| DATASET RECORDS |
◆ ◆ ◆ ◆ ◆
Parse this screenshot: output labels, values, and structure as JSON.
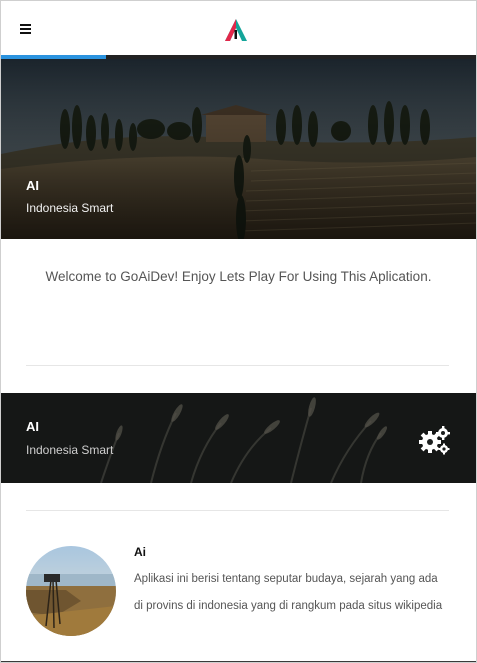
{
  "header": {
    "menu_icon": "hamburger-menu-icon",
    "logo_icon": "triangle-a-logo",
    "progress_percent": 22,
    "colors": {
      "progress": "#2b93df",
      "logo_red": "#e2274a",
      "logo_teal": "#14a59a"
    }
  },
  "hero": {
    "title": "AI",
    "subtitle": "Indonesia Smart"
  },
  "welcome": {
    "text": "Welcome to GoAiDev! Enjoy Lets Play For Using This Aplication."
  },
  "band": {
    "title": "AI",
    "subtitle": "Indonesia Smart",
    "action_icon": "gears-icon"
  },
  "info": {
    "title": "Ai",
    "line1": "Aplikasi ini berisi tentang seputar budaya, sejarah yang ada",
    "line2": "di provins di indonesia yang di rangkum pada situs wikipedia"
  }
}
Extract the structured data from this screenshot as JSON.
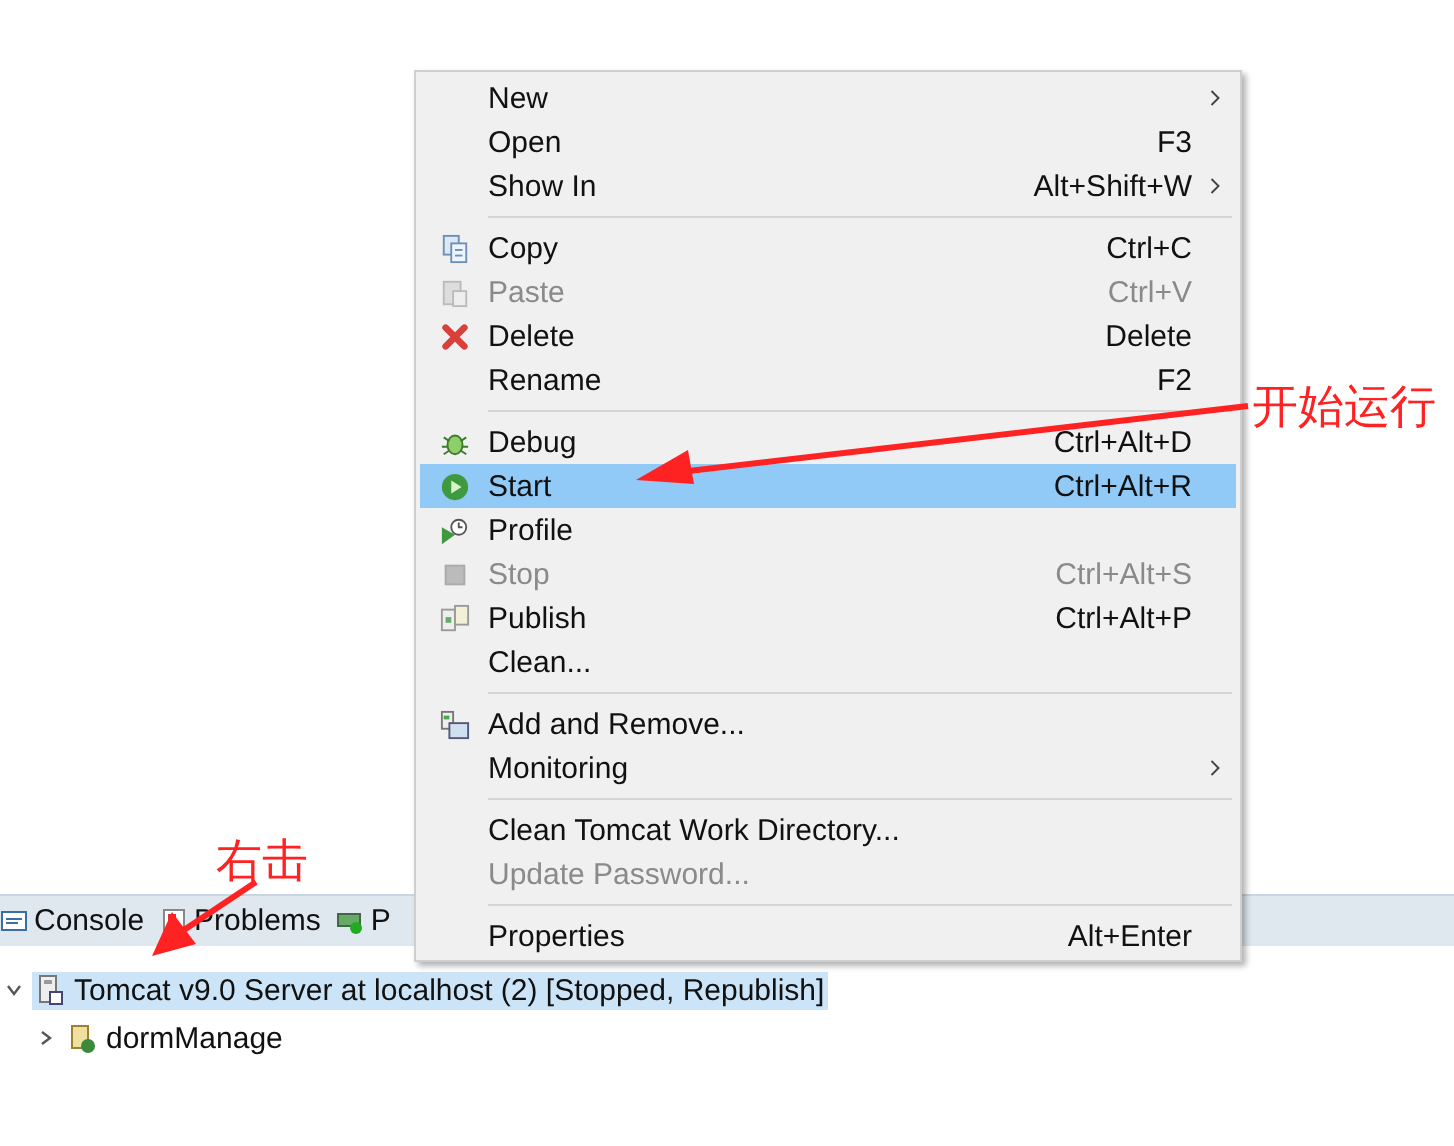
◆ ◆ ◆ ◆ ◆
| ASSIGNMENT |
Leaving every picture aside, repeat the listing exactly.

| OUTPUT |
Parse this screenshot: output labels, values, and structure as JSON.
{
  "header": {
    "menu_icon": "hamburger-menu-icon",
    "logo_icon": "triangle-a-logo",
    "progress_percent": 22,
    "colors": {
      "progress": "#2b93df",
      "logo_red": "#e2274a",
      "logo_teal": "#14a59a"
    }
  },
  "hero": {
    "title": "AI",
    "subtitle": "Indonesia Smart"
  },
  "welcome": {
    "text": "Welcome to GoAiDev! Enjoy Lets Play For Using This Aplication."
  },
  "band": {
    "title": "AI",
    "subtitle": "Indonesia Smart",
    "action_icon": "gears-icon"
  },
  "info": {
    "title": "Ai",
    "line1": "Aplikasi ini berisi tentang seputar budaya, sejarah yang ada",
    "line2": "di provins di indonesia yang di rangkum pada situs wikipedia"
  }
}
Extract the structured data from this screenshot as JSON.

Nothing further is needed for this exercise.